This is a funny little clip which imagines 24 with 1994 communications technology. It's a little goofy, but makes its point :-)
What would a writing for the web course be without some Web 2.0 readings? Tim O'Reilly's What Is Web 2.0 Design Patterns and Business Models for the Next Generation of Software is a good choice since he always his a good feel for how the Internet will develop. Bryan Alexander's Web 2.0: A New Wave of Innovation for Teaching and Learning? in Educause Review is a good overview as well.
CFP: Computers and Writing Online 2005
When Content Is No Longer King: Social Networking, Community, and Collaboration
David Reed explains that in the early stages of a network's formation and growth, that “content is king,” that there are a “a small number of sources (publishers or makers) of content that every user selects from" (qtd in Rheingold Smart Mobs 61). As the network scales, “group-forming networks” occur, and the value of the network increases exponentially in relationship of the number of users, otherwise known as Reed's Law, privileging the social interaction over content.
We can see this change in network valuation in today's Internet. The increased valuing of social interaction in large scale networks is reflected in the new technologies that place emphasis on social communication and community over content. These technologies, often dubbed “social software” are applications that, as Clay Shirky explains, “support group interaction.”
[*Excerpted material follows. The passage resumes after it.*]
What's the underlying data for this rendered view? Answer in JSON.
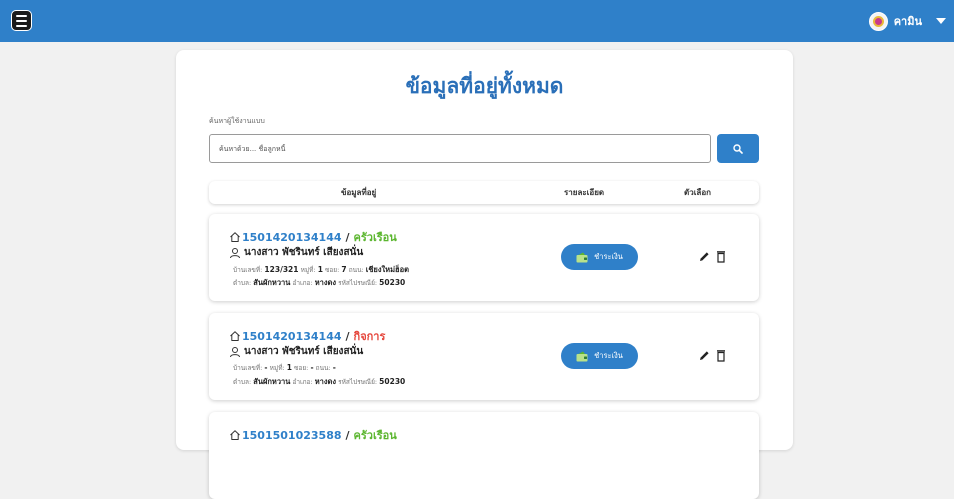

We invite proposals from scholars, graduate students and others who have an interest in computers and writing and social interactions and are working on projects in gestation, in progress, near completion, or at any stage in between, whether a thesis or dissertation, article, book project, or just want to preview and fine-tune your conference presentation for Computers and Writing Conference hosted by Stanford University. This is a unique opportunity for extended discussion of your ideas before heading to Palo Alto. Conference organizers are particularly interested in presentations that address, but are not limited to, the following concerns:
Clancy's Drupal site, CultureCat, is down right now because comment spammers have effectively committed a DoS attack against the server. So many spam bots were attempting to post anonymous comments that the entire server hosted by OpenSourceHost was being taken down. For the time being, OSH has had to block access to her domain until the wave of spamming dies.
In the meantime, we have turned off anonymous commenting and the spam module on Clancy's site in anticipation of when it comes back up. It seems that anonymous commenting is done for any popular weblog if this is the end result. After all, no amount of spam blocking can stop a massive DoS attack from spammers.
Other Drupal and similar weblog application users may want to watch out for this. For the last few days, Clancy was having to delete a few thousand comment spams per day. Apparently that number accelerated upward today. Comment spam from IP addresses in the hundreds according to the server logs. If you find you are getting ever increasing comment spam and reaching those limits, probably time to turn off anonymous commenting or risk taking down your whole host and losing complete access to your site for a few days waiting for the spammers to give up.
Short of blocking IP addresses in Apache based on some shared blacklist between servers, I can't imagine any easy workaround to save anonymous commenting unless there is a Drupal configurable throttle function for comments. Even then, this would prevent anyone else from posting comments.